- 2009 Pilatus PC-12 Plane Crash near Butte, Montana
- 2005 Pilatus PC-12 Plane Crash near Bellefonte, Pennsylvania
Both of the above Pilatus PC-12 cases involved defects in the fuel system. Our investigation and prosecution of the 2005 Bellefonte, PA crash revealed failures in the electrical system, which rendered the anti-stall stick-pusher inoperative. After an engine flameout the aircraft stalled and entered a deadly spin at low altitude when the stick-pusher failed to activate. In the 2009 Pilatus crash in Butte, Montana the aircraft experienced dangerous imbalance when the fuel system transferred all fuel on board to one wing tank, creating extreme lateral imbalance when a recurring low fuel pressure condition activated an electric fuel pump that repeatedly transferred fuel from one wing tank to the other over an extended period of flight. Most notably, the PC-12’s Caution and Warning System (CAWS) failed to warn the pilot of the low fuel pressure due to the way the CAWS software was programmed. In moments before the fatal crash, the pilot lost control due to the imbalance and the airplane stalled and crashed killing all 14 persons on board.

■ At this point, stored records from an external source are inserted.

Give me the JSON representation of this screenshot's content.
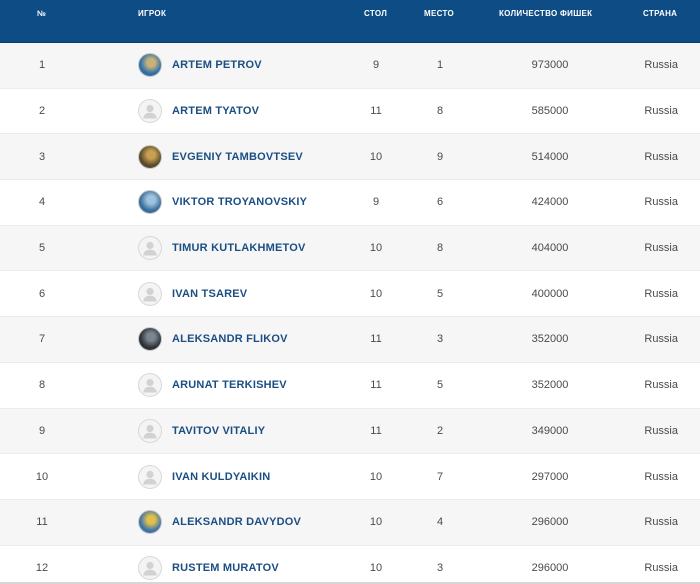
{
  "columns": {
    "num": "№",
    "player": "ИГРОК",
    "table": "СТОЛ",
    "place": "МЕСТО",
    "chips": "КОЛИЧЕСТВО ФИШЕК",
    "country": "СТРАНА"
  },
  "colors": {
    "header_bg": "#0e4c86",
    "player_name": "#1b4e83",
    "row_alt": "#f6f6f6"
  },
  "rows": [
    {
      "num": "1",
      "name": "ARTEM PETROV",
      "table": "9",
      "place": "1",
      "chips": "973000",
      "country": "Russia",
      "avatar": "photo",
      "photo_colors": [
        "#2f6fa8",
        "#c9b27a"
      ]
    },
    {
      "num": "2",
      "name": "ARTEM TYATOV",
      "table": "11",
      "place": "8",
      "chips": "585000",
      "country": "Russia",
      "avatar": "default-user-icon"
    },
    {
      "num": "3",
      "name": "EVGENIY TAMBOVTSEV",
      "table": "10",
      "place": "9",
      "chips": "514000",
      "country": "Russia",
      "avatar": "photo",
      "photo_colors": [
        "#5a4a2c",
        "#c8a050"
      ]
    },
    {
      "num": "4",
      "name": "VIKTOR TROYANOVSKIY",
      "table": "9",
      "place": "6",
      "chips": "424000",
      "country": "Russia",
      "avatar": "photo",
      "photo_colors": [
        "#3a6e9a",
        "#9fc3de"
      ]
    },
    {
      "num": "5",
      "name": "TIMUR KUTLAKHMETOV",
      "table": "10",
      "place": "8",
      "chips": "404000",
      "country": "Russia",
      "avatar": "default-user-icon"
    },
    {
      "num": "6",
      "name": "IVAN TSAREV",
      "table": "10",
      "place": "5",
      "chips": "400000",
      "country": "Russia",
      "avatar": "default-user-icon"
    },
    {
      "num": "7",
      "name": "ALEKSANDR FLIKOV",
      "table": "11",
      "place": "3",
      "chips": "352000",
      "country": "Russia",
      "avatar": "photo",
      "photo_colors": [
        "#2d3138",
        "#7a8590"
      ]
    },
    {
      "num": "8",
      "name": "ARUNAT TERKISHEV",
      "table": "11",
      "place": "5",
      "chips": "352000",
      "country": "Russia",
      "avatar": "default-user-icon"
    },
    {
      "num": "9",
      "name": "TAVITOV VITALIY",
      "table": "11",
      "place": "2",
      "chips": "349000",
      "country": "Russia",
      "avatar": "default-user-icon"
    },
    {
      "num": "10",
      "name": "IVAN KULDYAIKIN",
      "table": "10",
      "place": "7",
      "chips": "297000",
      "country": "Russia",
      "avatar": "default-user-icon"
    },
    {
      "num": "11",
      "name": "ALEKSANDR DAVYDOV",
      "table": "10",
      "place": "4",
      "chips": "296000",
      "country": "Russia",
      "avatar": "photo",
      "photo_colors": [
        "#3f74a9",
        "#e1c04a"
      ]
    },
    {
      "num": "12",
      "name": "RUSTEM MURATOV",
      "table": "10",
      "place": "3",
      "chips": "296000",
      "country": "Russia",
      "avatar": "default-user-icon"
    }
  ]
}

It’s notable that during litigation of the 2009 Butte, Montana case, Kreindler’s investigation identified numerous, critical failures of the fuel system, CAWS and Aircraft Flight Manual as contributing causes of the crash.
Known Issues with the Pilatus PC-12 Airplane

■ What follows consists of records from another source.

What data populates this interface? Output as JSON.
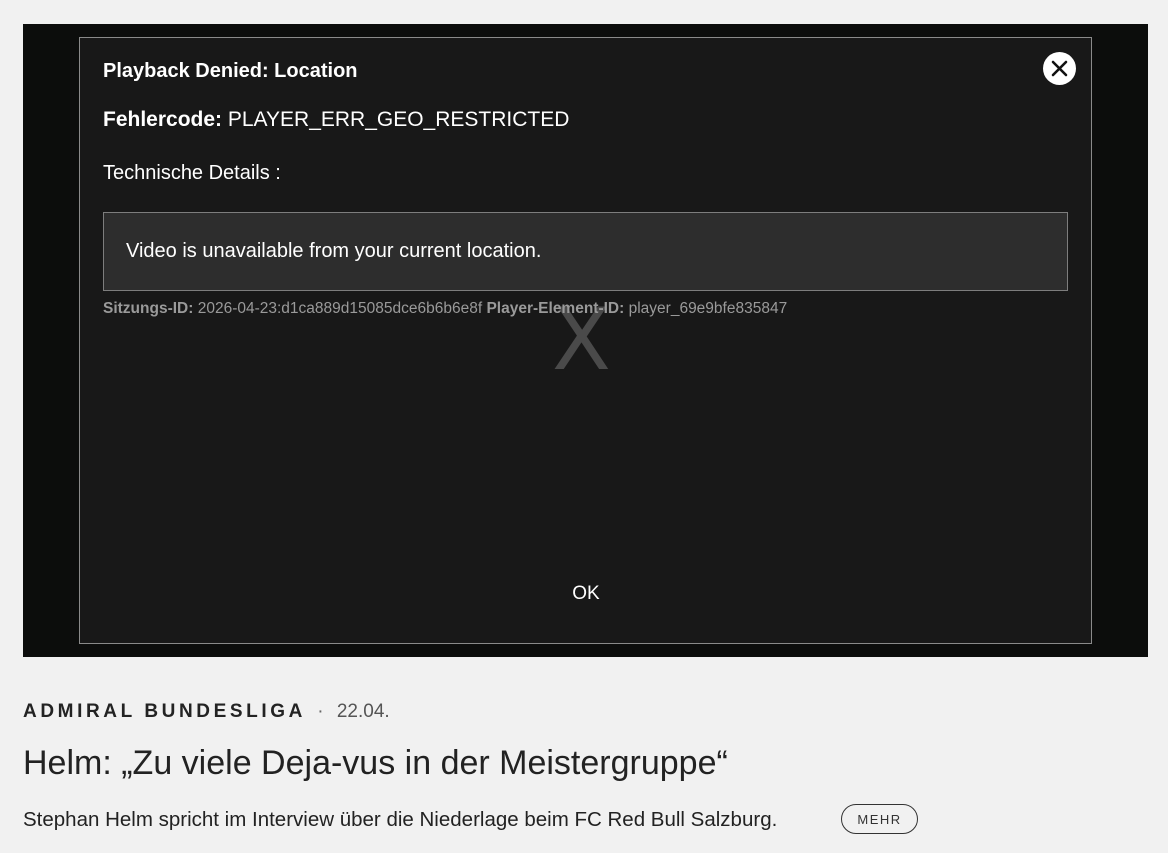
{
  "player": {
    "dialog": {
      "title": "Playback Denied: Location",
      "error_code_label": "Fehlercode:",
      "error_code_value": "PLAYER_ERR_GEO_RESTRICTED",
      "tech_details_label": "Technische Details :",
      "message": "Video is unavailable from your current location.",
      "session_id_label": "Sitzungs-ID:",
      "session_id_value": "2026-04-23:d1ca889d15085dce6b6b6e8f",
      "player_element_id_label": "Player-Element-ID:",
      "player_element_id_value": "player_69e9bfe835847",
      "background_glyph": "X",
      "ok_label": "OK",
      "close_icon": "close-icon"
    }
  },
  "article": {
    "league": "ADMIRAL BUNDESLIGA",
    "separator": "·",
    "date": "22.04.",
    "headline": "Helm: „Zu viele Deja-vus in der Meistergruppe“",
    "teaser": "Stephan Helm spricht im Interview über die Niederlage beim FC Red Bull Salzburg.",
    "more_label": "MEHR"
  },
  "colors": {
    "page_background": "#f1f1f1",
    "player_background": "#0c0d0c",
    "dialog_background": "#181818",
    "message_box_background": "#2d2d2d"
  }
}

Over the years there has been intense litigation against Pilatus due to several critical design and system defects.
When the Pilatus PC-12 was initially certified it exhibited hazardous stall characteristics. In order to meet Federal Aviation Administration (FAA) certification requirements, Pilatus proposed that the aircraft be equipped with what is called an anti-stall stick-pusher system as a means of preventing the PC-12 aircraft from stalling and entering a spin — a condition that creates a significant risk of loss of controlled flight. The stick-pusher is designed to warn pilots of impending stalls and automatically lowers the nose of the aircraft when stall conditions are detected to increase the lift produced by the wings and keep the plane flying. However, even though this addition to the design was certified by the FAA, the anti-stall stick-pusher system failed to perform as intended and did not change the hazardous aerodynamic characteristics of the airplane. The stick-pusher system has been the subject of two safety-related Airworthiness Directives issued by the FAA.
The PC-12 also has a history of problems in cold weather operations that affect the fuel system. In addition to being prone to icing, the Pilatus PC-12 has a deadly design flaw that does not indicate a low fuel pressure condition which can start a chain reaction that renders the aircraft uncontrollable resulting in a crash.

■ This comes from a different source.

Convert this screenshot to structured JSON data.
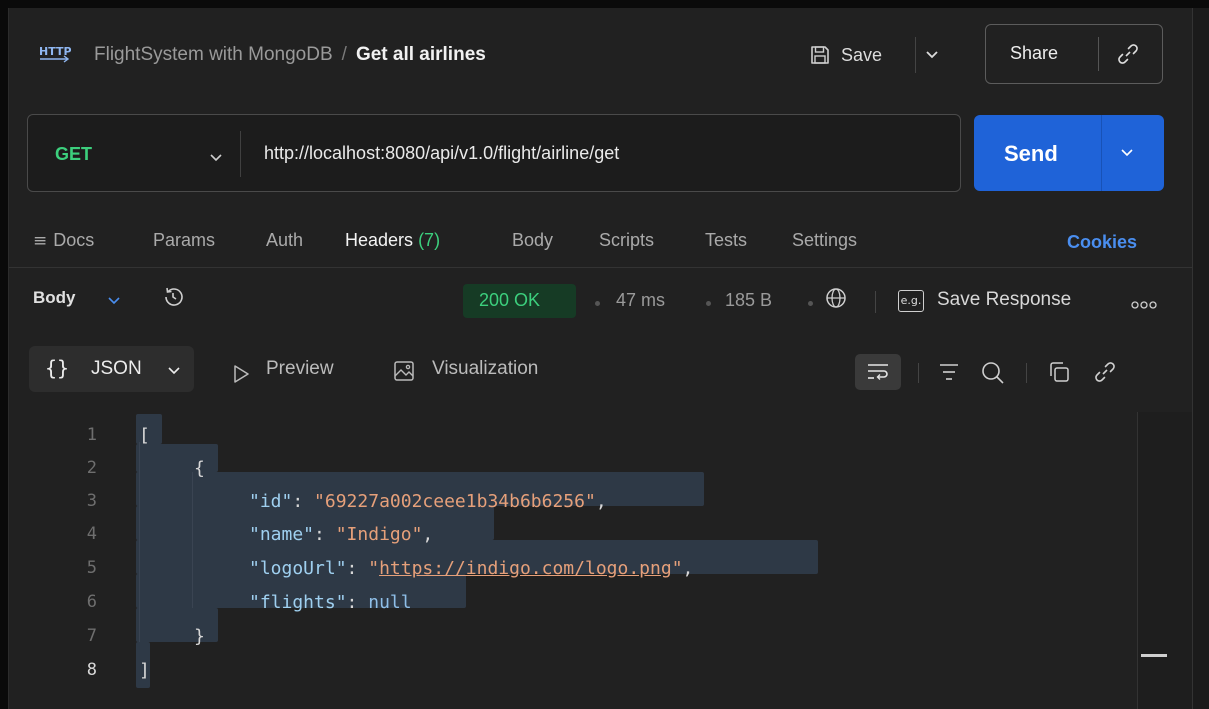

We will continue to monitor the information about this tragedy and update this post whenever possible.
About Kreindler & Kreindler
Kreindler is the preeminent aviation accident law firm in the world. Our attorneys have been appointed leading counsel in nearly every major commercial airline disaster case in the U.S. and abroad. Since 1950, we have fought diligently to achieve a record of success in resolving plane and helicopter crash cases on behalf of our clients. Kreindler has law offices in New York, Boston, and Los Angeles.
Photo Credit: Pilatus PC-12 airplane by Tomás Del Coro